What does that headline mean? Consider this scenario that came from a recent DPL support call. A high-end integrator has a job with several screens including, let’s just call it, a “super projector” along with the best media storage product out there and a ton of other goodies. The integrator does his due diligence and uses the best, at least in his mind, supporting products that will allow the system to perform well out to 4K 60Hz and beyond.
Over the course of a few weeks the prewire is completed and he’s now just waiting for final trimout to bring in the hardware. It arrives on time and the job gets scheduled for final installation. All the proper pretesting of the equipment is done before it goes out to the site — every connector, cable, power strip, etc., using the exact system that will go into the job.
Between hanging displays, motorized screen installations, and outfitting racks of electronics and cables, it takes two days.
Finally, it’s time to start firing up all the gear and running full tests using the installed matrix switcher to operate the A/V. The projector is calibrated and running smoothly. The Apple TV starts up, perfect picture. The media server delivers the same.
The owner also has an older DVD player he wanted to use with the killer new projector — mainly because he wanted to play some discs of family and friends to reminisce their earlier days. No big deal, right? Wrong — it was a very important impetus of the project for him. And what happened? Turns out, the older DVD player would not work on the projector, which was the farthest display in the system.
How could this be? Every manufacturer was contacted about this DVD mystery, because other non-family discs from that same era wouldn’t work either. One of the equipment manufacturers referred him to DPL Labs. The integrator even considered flying us to the site to fix this thing, that’s how much it meant to the client.
We got to work dissecting every component that provided any support to the projector.
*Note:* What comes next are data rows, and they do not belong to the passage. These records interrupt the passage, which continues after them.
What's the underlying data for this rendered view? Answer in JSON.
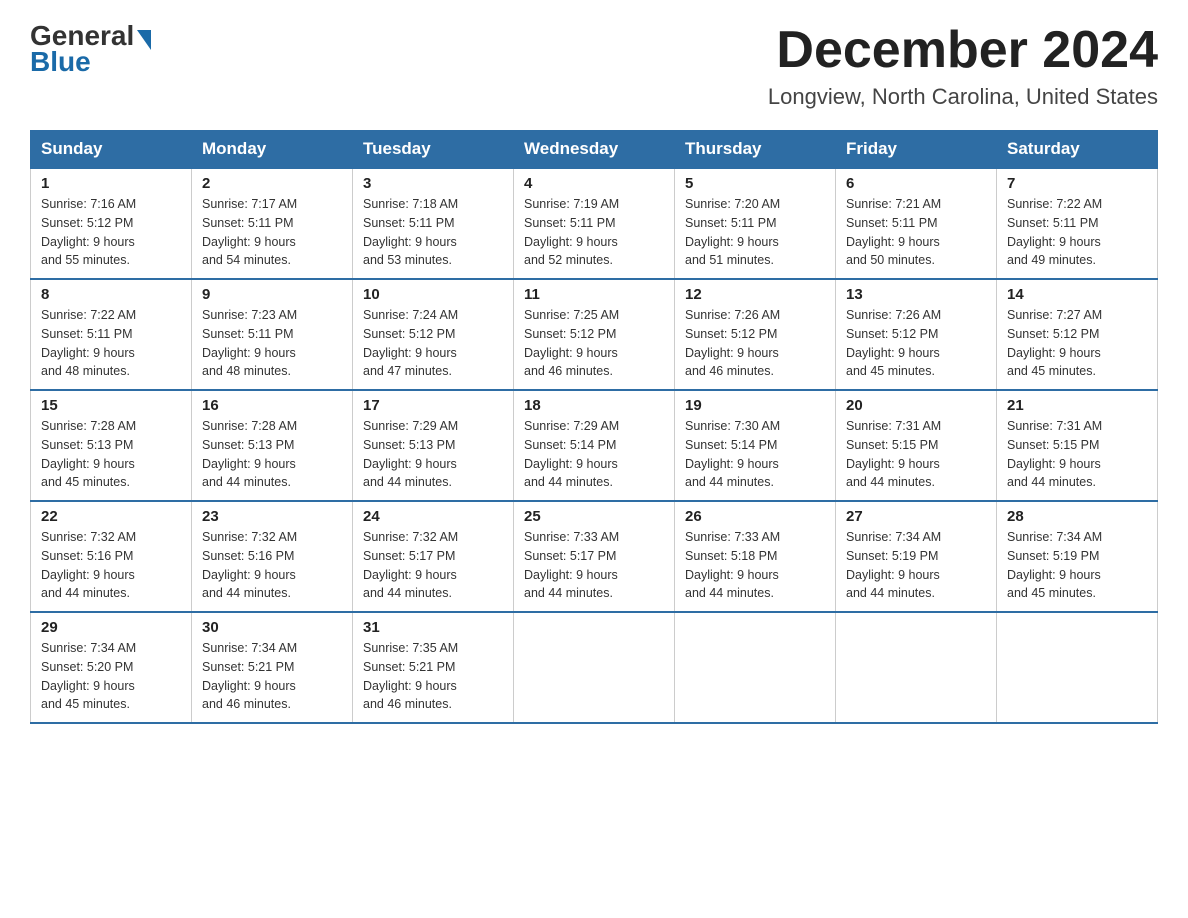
{
  "header": {
    "logo_general": "General",
    "logo_blue": "Blue",
    "month_title": "December 2024",
    "location": "Longview, North Carolina, United States"
  },
  "days_of_week": [
    "Sunday",
    "Monday",
    "Tuesday",
    "Wednesday",
    "Thursday",
    "Friday",
    "Saturday"
  ],
  "weeks": [
    [
      {
        "day": "1",
        "sunrise": "7:16 AM",
        "sunset": "5:12 PM",
        "daylight": "9 hours and 55 minutes."
      },
      {
        "day": "2",
        "sunrise": "7:17 AM",
        "sunset": "5:11 PM",
        "daylight": "9 hours and 54 minutes."
      },
      {
        "day": "3",
        "sunrise": "7:18 AM",
        "sunset": "5:11 PM",
        "daylight": "9 hours and 53 minutes."
      },
      {
        "day": "4",
        "sunrise": "7:19 AM",
        "sunset": "5:11 PM",
        "daylight": "9 hours and 52 minutes."
      },
      {
        "day": "5",
        "sunrise": "7:20 AM",
        "sunset": "5:11 PM",
        "daylight": "9 hours and 51 minutes."
      },
      {
        "day": "6",
        "sunrise": "7:21 AM",
        "sunset": "5:11 PM",
        "daylight": "9 hours and 50 minutes."
      },
      {
        "day": "7",
        "sunrise": "7:22 AM",
        "sunset": "5:11 PM",
        "daylight": "9 hours and 49 minutes."
      }
    ],
    [
      {
        "day": "8",
        "sunrise": "7:22 AM",
        "sunset": "5:11 PM",
        "daylight": "9 hours and 48 minutes."
      },
      {
        "day": "9",
        "sunrise": "7:23 AM",
        "sunset": "5:11 PM",
        "daylight": "9 hours and 48 minutes."
      },
      {
        "day": "10",
        "sunrise": "7:24 AM",
        "sunset": "5:12 PM",
        "daylight": "9 hours and 47 minutes."
      },
      {
        "day": "11",
        "sunrise": "7:25 AM",
        "sunset": "5:12 PM",
        "daylight": "9 hours and 46 minutes."
      },
      {
        "day": "12",
        "sunrise": "7:26 AM",
        "sunset": "5:12 PM",
        "daylight": "9 hours and 46 minutes."
      },
      {
        "day": "13",
        "sunrise": "7:26 AM",
        "sunset": "5:12 PM",
        "daylight": "9 hours and 45 minutes."
      },
      {
        "day": "14",
        "sunrise": "7:27 AM",
        "sunset": "5:12 PM",
        "daylight": "9 hours and 45 minutes."
      }
    ],
    [
      {
        "day": "15",
        "sunrise": "7:28 AM",
        "sunset": "5:13 PM",
        "daylight": "9 hours and 45 minutes."
      },
      {
        "day": "16",
        "sunrise": "7:28 AM",
        "sunset": "5:13 PM",
        "daylight": "9 hours and 44 minutes."
      },
      {
        "day": "17",
        "sunrise": "7:29 AM",
        "sunset": "5:13 PM",
        "daylight": "9 hours and 44 minutes."
      },
      {
        "day": "18",
        "sunrise": "7:29 AM",
        "sunset": "5:14 PM",
        "daylight": "9 hours and 44 minutes."
      },
      {
        "day": "19",
        "sunrise": "7:30 AM",
        "sunset": "5:14 PM",
        "daylight": "9 hours and 44 minutes."
      },
      {
        "day": "20",
        "sunrise": "7:31 AM",
        "sunset": "5:15 PM",
        "daylight": "9 hours and 44 minutes."
      },
      {
        "day": "21",
        "sunrise": "7:31 AM",
        "sunset": "5:15 PM",
        "daylight": "9 hours and 44 minutes."
      }
    ],
    [
      {
        "day": "22",
        "sunrise": "7:32 AM",
        "sunset": "5:16 PM",
        "daylight": "9 hours and 44 minutes."
      },
      {
        "day": "23",
        "sunrise": "7:32 AM",
        "sunset": "5:16 PM",
        "daylight": "9 hours and 44 minutes."
      },
      {
        "day": "24",
        "sunrise": "7:32 AM",
        "sunset": "5:17 PM",
        "daylight": "9 hours and 44 minutes."
      },
      {
        "day": "25",
        "sunrise": "7:33 AM",
        "sunset": "5:17 PM",
        "daylight": "9 hours and 44 minutes."
      },
      {
        "day": "26",
        "sunrise": "7:33 AM",
        "sunset": "5:18 PM",
        "daylight": "9 hours and 44 minutes."
      },
      {
        "day": "27",
        "sunrise": "7:34 AM",
        "sunset": "5:19 PM",
        "daylight": "9 hours and 44 minutes."
      },
      {
        "day": "28",
        "sunrise": "7:34 AM",
        "sunset": "5:19 PM",
        "daylight": "9 hours and 45 minutes."
      }
    ],
    [
      {
        "day": "29",
        "sunrise": "7:34 AM",
        "sunset": "5:20 PM",
        "daylight": "9 hours and 45 minutes."
      },
      {
        "day": "30",
        "sunrise": "7:34 AM",
        "sunset": "5:21 PM",
        "daylight": "9 hours and 46 minutes."
      },
      {
        "day": "31",
        "sunrise": "7:35 AM",
        "sunset": "5:21 PM",
        "daylight": "9 hours and 46 minutes."
      },
      null,
      null,
      null,
      null
    ]
  ],
  "labels": {
    "sunrise": "Sunrise:",
    "sunset": "Sunset:",
    "daylight": "Daylight:"
  }
}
There was only one device used for it that the rest of the system did not see — a 10-meter cable in the wall going to the projector. That was not going to come out for any kind of testing, though.
During the troubleshooting we asked the installer if he tried a new cable from the output of the matrix switcher to the projector. He had, but with the same model and length.
We asked him to replace that with a short 3-meter copper cable and temporarily relocate the DVD player close to the input of the projector. Boom — the family video came up and the tension subsided.
So why did it not work via the prewired cable in the wall, when all the new products worked perfectly for 4K 60Hz at 18Gbps?
There are some pretty impressive products out there; we test them all the time. However, sometimes you have to look a bit further to see just how “super” these products are. It turns out the cable the integrator used was specially characterized for “super speed” — in other words, the manufacturer had no intention of supporting the older 480i resolution.
The low data rate Eye Pattern response proved the manufacturer intentionally rolled it off to guarantee the best 18Gbps transmission possible (see Fig 1). Compare that to the same cable, in Fig 2, at 6Gbps. The problem was resolved by installing an inexpensive scaler in the system that brought it up to 1080p. Done!
The integrator lost four days on this job and who knows how much trust from the client. It’s another example of why you should check your products — and then check them again for all of the parameters the customer expects.